At this week’s (3-6 March 2015) international conference on Integrated Systems Research for Sustainable Intensification in Smallholder Agriculture in Nigeria, Randall Ritzema, a systems analyst with the International Livestock Research Institute (ILRI), gave a presentation explaining ‘what works where for which farm household‘ based on a study that assessed effects of different interventions on food availability across household distributions in East and West Africa.
CGIAR systems research programs seek to improve the livelihoods of millions of smallholder households across the developing world. Differing economic, societal, political and biophysical contexts cause significant variability in both food security and poverty levels across these households and, furthermore, affect the way that different households are likely to respond to interventions. As a result, when targeting research, it is important to not only be able to quantitatively estimate effects of proposed interventions on livelihoods, but to also understand the relative importance of these effects across distributions of households.
Ritzema presented findings of intervention analysis in 1800 households from research sites in Burkina Faso, Ethiopia, Ghana, Kenya, Senegal, Tanzania and Uganda, that looked at three agricultural and economic intervention scenarios against baseline conditions of food availability as measured by changes to a ratio of energy from available food to energy requirements per household. The results show the distribution of benefits across households and will assist in planning and implementing future interventions.
Some key findings from the study are:
- Analysis of food availability ratios across distributions of households provides some indication of the relationship between livelihood strategies, relative poverty and food security in the study sites. These distributions clarify thresholds in food availability vs. household livelihood strategies, contributing important information to intervention strategy formulation.
- Increases in agricultural productivity are more likely to benefit farm households that range from nearly food-secure to well-off.
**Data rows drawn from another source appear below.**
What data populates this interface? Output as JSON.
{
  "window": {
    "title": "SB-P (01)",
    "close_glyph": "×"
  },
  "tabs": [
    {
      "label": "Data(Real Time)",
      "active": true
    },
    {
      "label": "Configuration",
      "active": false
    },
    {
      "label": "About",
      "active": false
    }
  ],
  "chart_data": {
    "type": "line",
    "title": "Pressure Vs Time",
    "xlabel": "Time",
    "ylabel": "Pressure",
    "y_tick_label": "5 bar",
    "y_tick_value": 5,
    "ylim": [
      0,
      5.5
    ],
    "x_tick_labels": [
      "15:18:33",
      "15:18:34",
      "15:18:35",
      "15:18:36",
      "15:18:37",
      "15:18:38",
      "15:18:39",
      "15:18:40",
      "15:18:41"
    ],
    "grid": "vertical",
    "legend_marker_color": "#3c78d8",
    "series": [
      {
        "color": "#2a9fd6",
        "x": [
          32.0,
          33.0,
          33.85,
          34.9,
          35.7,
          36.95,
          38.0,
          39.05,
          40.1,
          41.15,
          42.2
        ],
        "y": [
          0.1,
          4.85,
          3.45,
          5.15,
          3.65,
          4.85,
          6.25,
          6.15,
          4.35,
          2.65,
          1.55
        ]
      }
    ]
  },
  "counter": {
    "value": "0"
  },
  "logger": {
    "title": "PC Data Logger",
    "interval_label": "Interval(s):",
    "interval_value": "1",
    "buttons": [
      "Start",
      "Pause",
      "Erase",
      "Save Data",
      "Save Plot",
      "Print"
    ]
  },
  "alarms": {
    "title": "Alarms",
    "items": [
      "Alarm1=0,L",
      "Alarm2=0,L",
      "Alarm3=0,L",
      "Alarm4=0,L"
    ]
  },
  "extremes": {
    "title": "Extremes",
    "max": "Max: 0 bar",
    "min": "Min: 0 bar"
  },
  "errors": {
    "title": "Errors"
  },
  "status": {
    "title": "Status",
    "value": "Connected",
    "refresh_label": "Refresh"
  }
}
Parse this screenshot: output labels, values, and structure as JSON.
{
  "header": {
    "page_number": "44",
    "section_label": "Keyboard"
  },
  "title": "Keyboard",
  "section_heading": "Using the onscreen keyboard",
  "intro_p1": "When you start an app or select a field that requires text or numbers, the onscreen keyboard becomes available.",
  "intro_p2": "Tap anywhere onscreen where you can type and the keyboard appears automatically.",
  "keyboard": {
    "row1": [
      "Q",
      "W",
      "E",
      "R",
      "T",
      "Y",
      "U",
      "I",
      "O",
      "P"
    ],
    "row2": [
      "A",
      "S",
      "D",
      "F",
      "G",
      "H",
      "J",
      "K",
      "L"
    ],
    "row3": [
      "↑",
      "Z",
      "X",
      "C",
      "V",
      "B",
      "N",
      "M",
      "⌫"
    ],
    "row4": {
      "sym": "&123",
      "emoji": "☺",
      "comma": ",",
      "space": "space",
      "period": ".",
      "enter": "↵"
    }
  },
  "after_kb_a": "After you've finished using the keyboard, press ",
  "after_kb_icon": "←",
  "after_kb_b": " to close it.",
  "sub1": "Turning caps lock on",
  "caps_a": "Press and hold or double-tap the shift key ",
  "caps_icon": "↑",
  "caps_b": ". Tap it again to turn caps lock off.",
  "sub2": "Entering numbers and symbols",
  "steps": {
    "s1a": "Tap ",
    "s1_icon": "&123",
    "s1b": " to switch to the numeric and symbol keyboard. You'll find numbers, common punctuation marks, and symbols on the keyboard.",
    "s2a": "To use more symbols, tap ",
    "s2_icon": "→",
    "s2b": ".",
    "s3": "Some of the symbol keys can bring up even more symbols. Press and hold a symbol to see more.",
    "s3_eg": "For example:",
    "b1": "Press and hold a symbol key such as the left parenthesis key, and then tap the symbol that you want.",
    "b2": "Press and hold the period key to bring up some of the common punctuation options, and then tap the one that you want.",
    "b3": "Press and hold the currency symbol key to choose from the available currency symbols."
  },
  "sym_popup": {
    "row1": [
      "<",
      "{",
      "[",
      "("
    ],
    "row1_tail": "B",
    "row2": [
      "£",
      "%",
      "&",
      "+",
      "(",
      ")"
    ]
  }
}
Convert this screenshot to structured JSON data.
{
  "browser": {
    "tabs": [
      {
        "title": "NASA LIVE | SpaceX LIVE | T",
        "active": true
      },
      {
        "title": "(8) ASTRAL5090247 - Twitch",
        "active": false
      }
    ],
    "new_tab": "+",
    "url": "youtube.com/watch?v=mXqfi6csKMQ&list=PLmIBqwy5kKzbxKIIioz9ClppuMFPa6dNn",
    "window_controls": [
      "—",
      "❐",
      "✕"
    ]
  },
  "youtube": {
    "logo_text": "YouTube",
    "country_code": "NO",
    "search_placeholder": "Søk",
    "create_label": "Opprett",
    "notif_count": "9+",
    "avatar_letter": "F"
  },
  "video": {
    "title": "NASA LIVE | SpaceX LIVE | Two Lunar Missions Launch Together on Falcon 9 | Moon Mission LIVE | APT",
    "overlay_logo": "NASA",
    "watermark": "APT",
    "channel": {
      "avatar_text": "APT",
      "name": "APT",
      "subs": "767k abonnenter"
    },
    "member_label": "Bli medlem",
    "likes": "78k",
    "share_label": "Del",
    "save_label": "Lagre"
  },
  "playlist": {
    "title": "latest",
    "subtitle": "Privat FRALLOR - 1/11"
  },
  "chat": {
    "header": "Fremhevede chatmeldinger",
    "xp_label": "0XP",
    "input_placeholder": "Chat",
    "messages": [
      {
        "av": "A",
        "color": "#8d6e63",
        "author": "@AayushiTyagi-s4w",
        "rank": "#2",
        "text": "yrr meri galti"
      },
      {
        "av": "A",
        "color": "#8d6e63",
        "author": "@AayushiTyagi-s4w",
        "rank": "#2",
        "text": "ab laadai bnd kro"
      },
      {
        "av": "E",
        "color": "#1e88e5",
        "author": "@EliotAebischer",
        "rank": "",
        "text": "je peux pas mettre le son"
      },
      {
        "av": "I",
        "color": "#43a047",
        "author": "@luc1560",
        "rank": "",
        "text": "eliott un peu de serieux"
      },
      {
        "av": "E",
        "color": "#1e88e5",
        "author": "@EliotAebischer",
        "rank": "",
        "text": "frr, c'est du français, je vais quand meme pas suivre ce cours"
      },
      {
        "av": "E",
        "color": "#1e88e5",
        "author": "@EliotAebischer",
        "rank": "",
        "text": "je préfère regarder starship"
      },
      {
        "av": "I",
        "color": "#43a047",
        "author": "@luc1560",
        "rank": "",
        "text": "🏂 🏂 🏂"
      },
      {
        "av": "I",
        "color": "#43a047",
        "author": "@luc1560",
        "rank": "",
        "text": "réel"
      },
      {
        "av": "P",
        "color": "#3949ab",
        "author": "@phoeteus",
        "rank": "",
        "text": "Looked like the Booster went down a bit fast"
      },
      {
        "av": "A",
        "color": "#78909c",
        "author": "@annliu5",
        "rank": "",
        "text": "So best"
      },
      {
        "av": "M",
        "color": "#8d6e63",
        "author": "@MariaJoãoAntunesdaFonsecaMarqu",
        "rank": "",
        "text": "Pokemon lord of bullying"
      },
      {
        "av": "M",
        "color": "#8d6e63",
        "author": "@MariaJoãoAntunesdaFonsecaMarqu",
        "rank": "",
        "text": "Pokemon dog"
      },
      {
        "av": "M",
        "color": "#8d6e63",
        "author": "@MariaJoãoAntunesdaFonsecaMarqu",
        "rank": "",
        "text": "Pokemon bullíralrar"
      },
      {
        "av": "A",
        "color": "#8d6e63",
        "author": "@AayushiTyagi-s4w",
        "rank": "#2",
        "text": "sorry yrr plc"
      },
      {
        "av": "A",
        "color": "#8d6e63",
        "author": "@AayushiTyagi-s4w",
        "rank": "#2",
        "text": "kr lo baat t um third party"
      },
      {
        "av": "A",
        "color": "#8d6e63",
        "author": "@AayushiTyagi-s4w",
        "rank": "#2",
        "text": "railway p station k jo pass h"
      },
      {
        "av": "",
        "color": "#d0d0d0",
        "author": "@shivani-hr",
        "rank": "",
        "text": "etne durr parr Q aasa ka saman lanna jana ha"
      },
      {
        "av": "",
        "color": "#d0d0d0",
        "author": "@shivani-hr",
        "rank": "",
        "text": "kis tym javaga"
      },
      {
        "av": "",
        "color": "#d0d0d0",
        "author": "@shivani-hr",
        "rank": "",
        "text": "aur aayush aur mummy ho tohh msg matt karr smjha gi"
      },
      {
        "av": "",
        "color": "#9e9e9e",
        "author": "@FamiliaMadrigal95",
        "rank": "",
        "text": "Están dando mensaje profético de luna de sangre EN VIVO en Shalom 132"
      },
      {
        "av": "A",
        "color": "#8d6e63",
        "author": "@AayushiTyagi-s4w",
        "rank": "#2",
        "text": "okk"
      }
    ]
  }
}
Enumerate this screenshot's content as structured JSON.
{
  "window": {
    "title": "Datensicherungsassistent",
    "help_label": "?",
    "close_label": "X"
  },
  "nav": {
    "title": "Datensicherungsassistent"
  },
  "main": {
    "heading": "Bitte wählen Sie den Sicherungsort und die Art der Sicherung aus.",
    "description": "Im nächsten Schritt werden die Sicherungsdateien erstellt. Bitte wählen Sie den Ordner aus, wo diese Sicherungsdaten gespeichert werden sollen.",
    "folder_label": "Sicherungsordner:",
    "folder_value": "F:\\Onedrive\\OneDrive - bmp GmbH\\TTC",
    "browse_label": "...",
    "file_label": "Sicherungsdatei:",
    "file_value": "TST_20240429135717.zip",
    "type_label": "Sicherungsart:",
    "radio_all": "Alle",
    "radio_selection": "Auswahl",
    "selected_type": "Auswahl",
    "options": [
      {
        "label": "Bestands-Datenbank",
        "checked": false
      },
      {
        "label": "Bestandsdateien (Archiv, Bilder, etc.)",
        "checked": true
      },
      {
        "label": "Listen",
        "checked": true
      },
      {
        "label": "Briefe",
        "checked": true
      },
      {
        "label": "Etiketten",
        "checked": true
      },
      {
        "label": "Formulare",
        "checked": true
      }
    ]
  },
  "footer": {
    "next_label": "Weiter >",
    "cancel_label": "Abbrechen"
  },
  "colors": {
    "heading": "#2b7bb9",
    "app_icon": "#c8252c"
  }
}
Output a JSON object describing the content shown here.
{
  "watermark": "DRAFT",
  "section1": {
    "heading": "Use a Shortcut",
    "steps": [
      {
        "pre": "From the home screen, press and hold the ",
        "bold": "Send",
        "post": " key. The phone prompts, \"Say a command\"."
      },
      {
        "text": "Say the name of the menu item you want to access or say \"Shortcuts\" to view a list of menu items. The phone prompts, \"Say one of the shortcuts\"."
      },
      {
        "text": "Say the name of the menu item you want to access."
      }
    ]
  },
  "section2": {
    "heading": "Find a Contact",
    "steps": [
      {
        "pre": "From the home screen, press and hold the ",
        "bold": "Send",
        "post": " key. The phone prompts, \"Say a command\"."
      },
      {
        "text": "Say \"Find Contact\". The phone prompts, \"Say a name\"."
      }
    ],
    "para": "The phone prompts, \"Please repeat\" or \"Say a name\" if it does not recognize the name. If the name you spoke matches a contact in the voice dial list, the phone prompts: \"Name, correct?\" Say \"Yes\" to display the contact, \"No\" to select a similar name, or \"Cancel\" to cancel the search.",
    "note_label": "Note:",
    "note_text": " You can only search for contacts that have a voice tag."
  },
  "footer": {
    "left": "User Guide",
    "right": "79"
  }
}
The very poor and highly food-insecure benefit little.
- Improving the plight of the very poor or highly food-insecure will likely entail non-agricultural interventions, i.e. those focused on wage and labor conditions.
The ramifications of these findings are discussed and areas for follow-on research are highlighted.
The paper is co-authored by Randall Ritzema (ILRI), Romain Frelat (ILRI and the International Maize and Wheat Improvement Centre, CIMMYT), Sabine Douxchamps (ILRI), Silvia Silvestri (ILRI), Mariana Rufino (Center for International Forestry Research), Mario Herrero (the Commonwealth Scientific and Industrial Research Organisation), Ken Giller (Wageningen University and Research Centre), Santiago Lopez-Ridaura (CIMMYT) and Mark van Wijk (ILRI).
More about the conference: